Once the topsoil and plowzone were removed from overtop the site, archaeologists used flat shovels and trowels to further expose and define the Quarter Dwelling. It subsequently was mapped in plan at a ¼”=1’ scale. Each feature was assigned a context number. Trowels were used to excavate the features and all soil was sifted through ¼” hardware cloth. All features were bisected at least once and a profile and plan was drawn at an 1”=1’ scale. Some of the more complex sub-floor pits were bisected several times. A minimum of five liters of soil was collected from each sub-floor pit and processed through a soil flotation system. Heavy and light fraction materials were sorted by hand with the aid of a magnifying glass and incorporated into the artifact collection from the site.
The Quarter Dwelling was 16 ft. wide and 26 ft. in length, set on ten main structural posts. Two of its bays were set at 10 ft. intervals, and the easternmost bay appears to have been a 6 ft. by 16 ft. shed addition. Several of the main postholes were repaired.

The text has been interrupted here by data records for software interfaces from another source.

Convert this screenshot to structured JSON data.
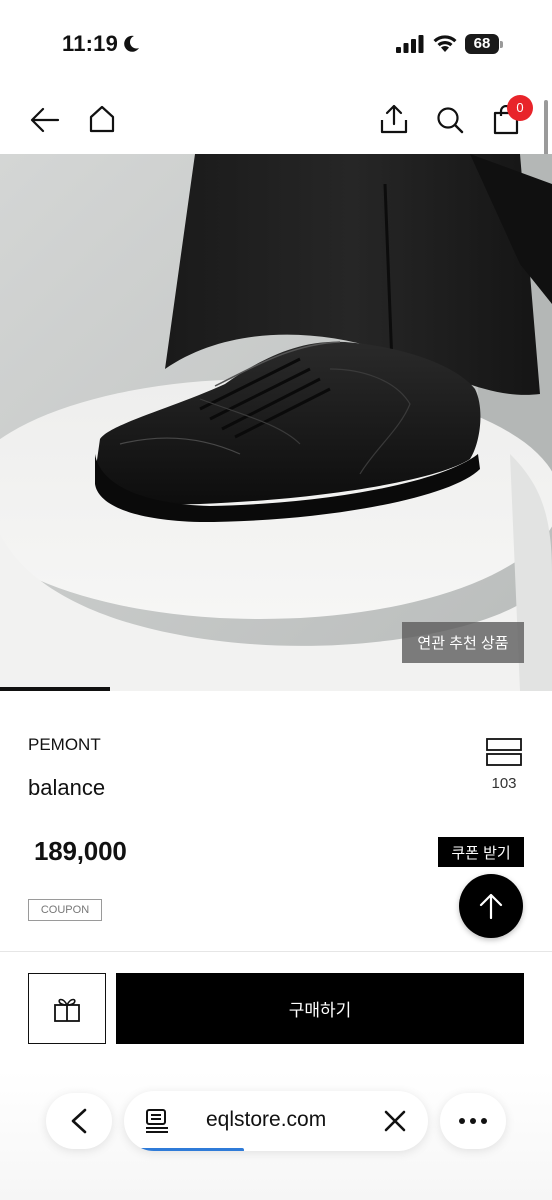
{
  "status_bar": {
    "time": "11:19",
    "battery": "68"
  },
  "nav": {
    "cart_count": "0"
  },
  "hero": {
    "related_label": "연관 추천 상품",
    "progress": 0.2
  },
  "product": {
    "brand": "PEMONT",
    "name": "balance",
    "like_count": "103",
    "price": "189,000",
    "coupon_button": "쿠폰 받기",
    "coupon_tag": "COUPON"
  },
  "actions": {
    "buy_label": "구매하기"
  },
  "browser": {
    "url": "eqlstore.com"
  },
  "icons": {
    "back": "arrow-left-icon",
    "home": "home-icon",
    "share": "share-icon",
    "search": "search-icon",
    "cart": "shopping-bag-icon",
    "like": "bookmark-icon",
    "gift": "gift-icon",
    "scroll_top": "arrow-up-icon",
    "browser_back": "chevron-left-icon",
    "reader": "reader-icon",
    "close": "close-icon",
    "more": "more-icon"
  },
  "colors": {
    "badge": "#e8242a",
    "primary": "#000000",
    "load_bar": "#2f7bd8"
  }
}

The west end bay was 10 ft. by 16 ft. in size and contained an area of scorched clay in the center of the gable end that betrays the location of a hearth. Based on the position of the scorched area inside the gable wall, the chimney may have been an interior smoke hood. Due to the lack of brick, the chimney almost certainly was a wattled and daubed clay affair. A large complex of sub-floor pits fronted the hearth. Preliminary analysis suggests that at least five discrete episodes of cutting and refilling occurred in this complex. Two additional sub-floor pits were located in the western bay, abutting up against the north and south walls. One, Sub-Floor Pit (SFP) 157, had evidence of wood lining along its walls. The floor of the other, SFP 150, had been heavily scorched.

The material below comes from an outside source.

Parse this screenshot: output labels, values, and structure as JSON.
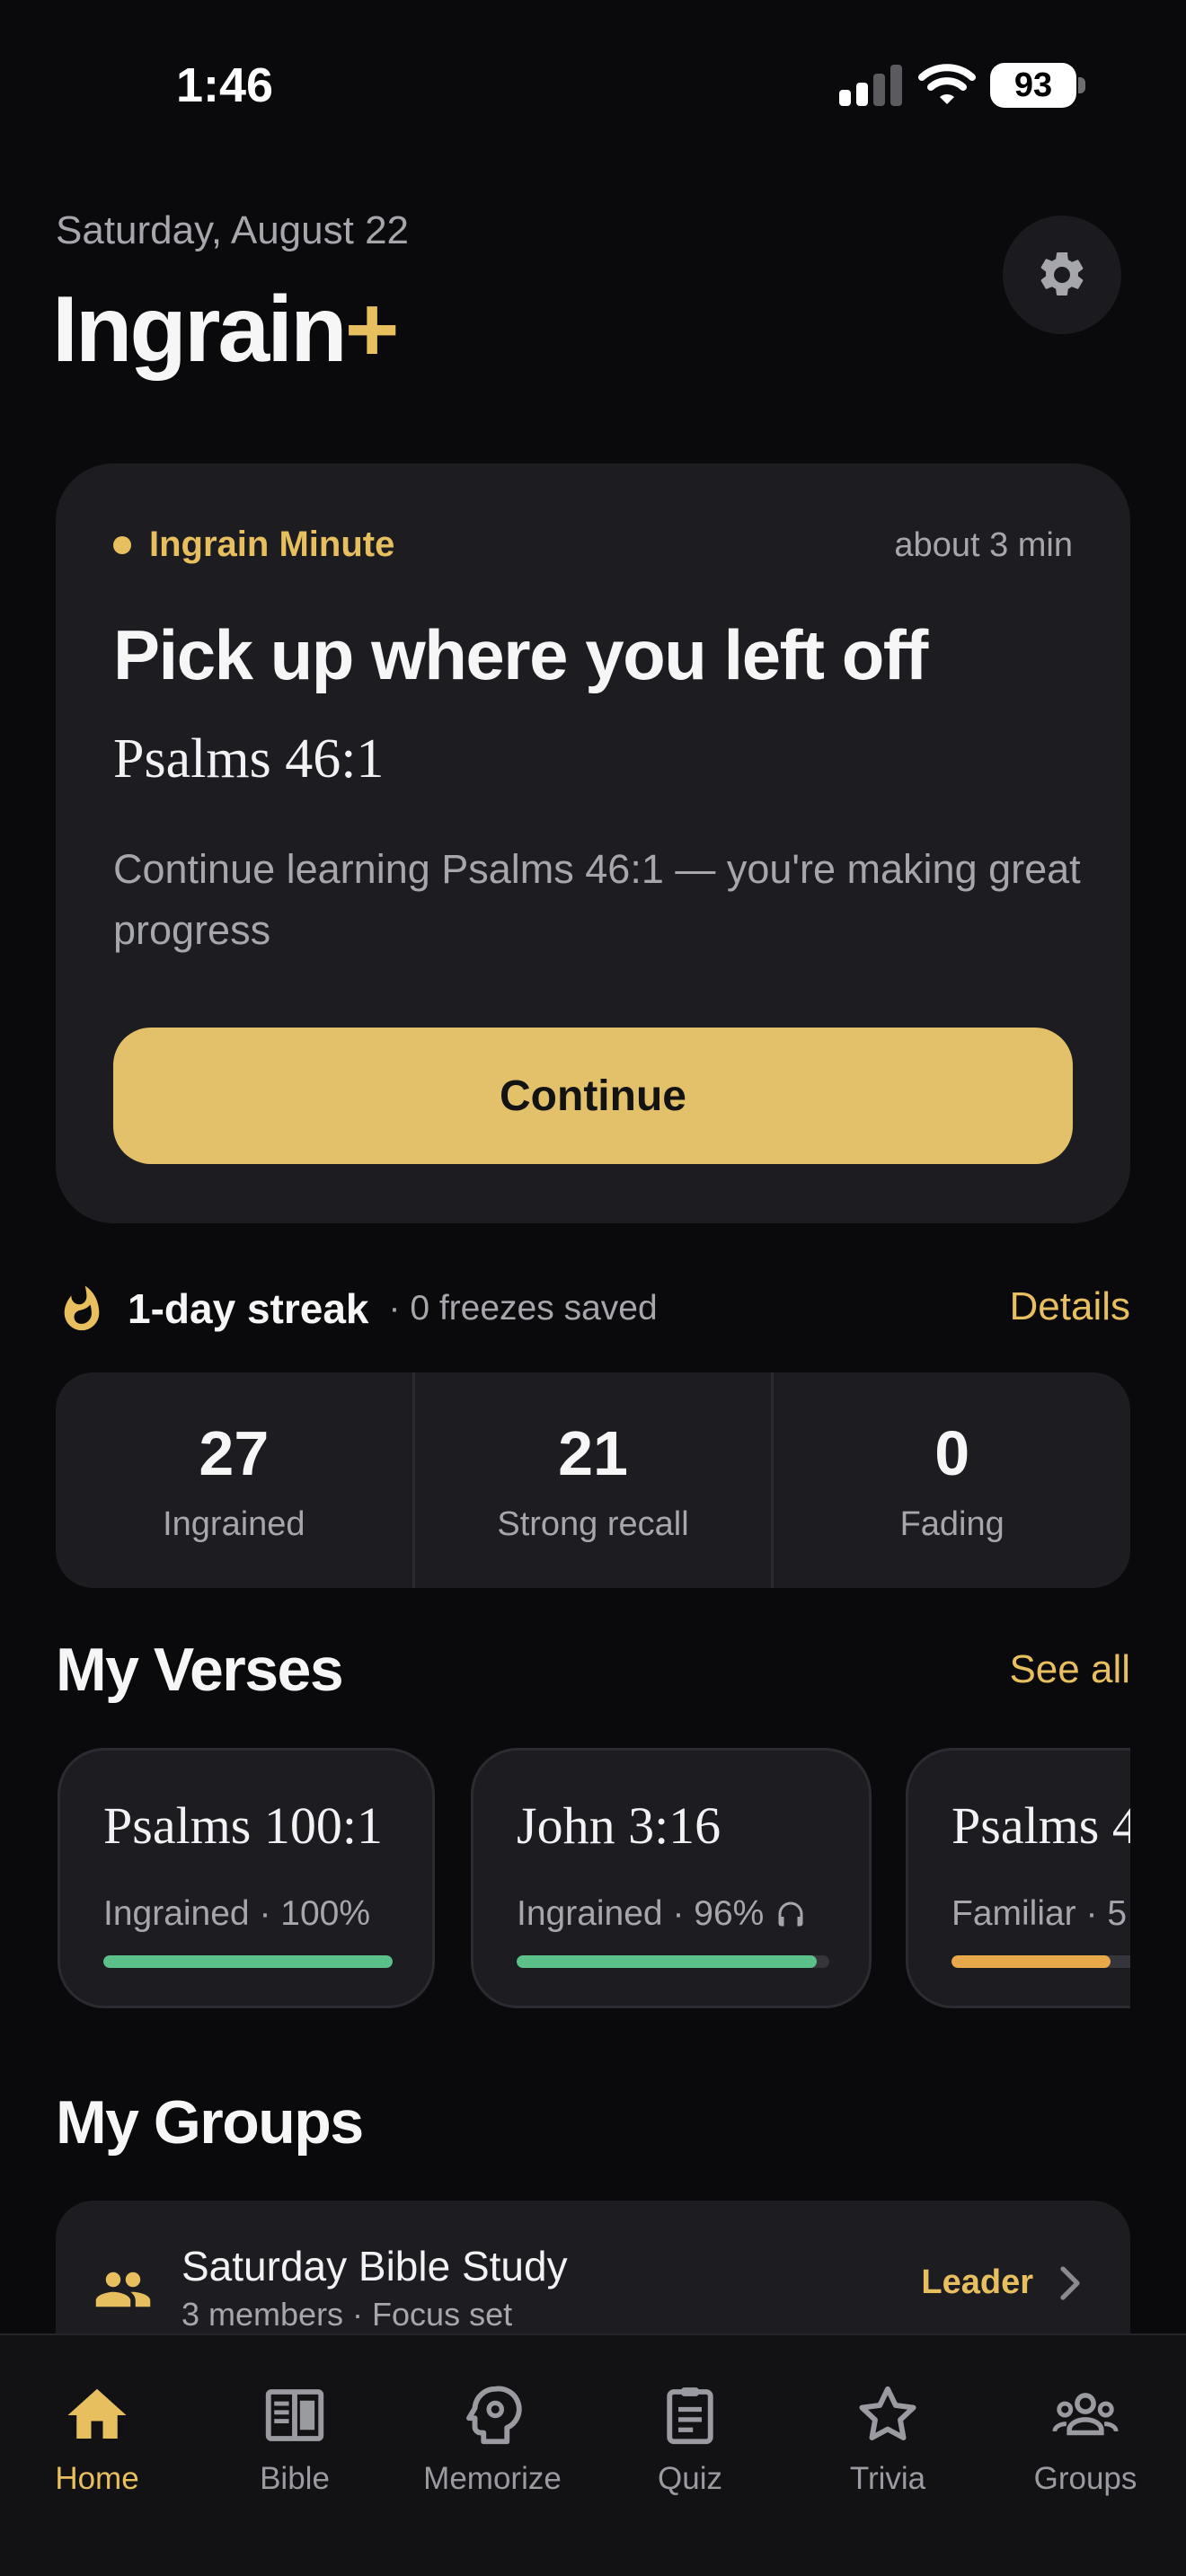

The center bay contained two sub-floor pits, both located near the center axis of the structure. Only a thin shelf of undisturbed subsoil separated rectangular SFP 151 from the complex of pits immediately to the east. SFP 152 was located only a short distance north from SFP 151, and was circular in shape.
The shed addition extended 6 ft. off the east end of the main house. Four main structural posts were used to hold up the addition, as well as several post studs. Entrance into the shed probably occurred through a 3 ft. wide door located between Postholes 104H/J and 104K/L. Three sub-floor pits, and perhaps a fourth one cut by later pits, were located inside the shed.
A post-and-rail fence may have connected to the southwest corner of the building and extended to the west. A second fence may have extended off the northwest corner of the building to the north.
To the best of our knowledge, the Quarter Dwelling stood in isolation at the site. Roughly half of site 44JC298 has been excavated, and within those areas, the archaeological resources either predate or postdate the Quarter. It is possible that contemporaneous buildings and features are present at site 44JC298 that relate to the Quarter Dwelling. However, if they exist, they remain protected in a wooded easement north of the golf fairway, the only threat of damage to the site from errant golf shots.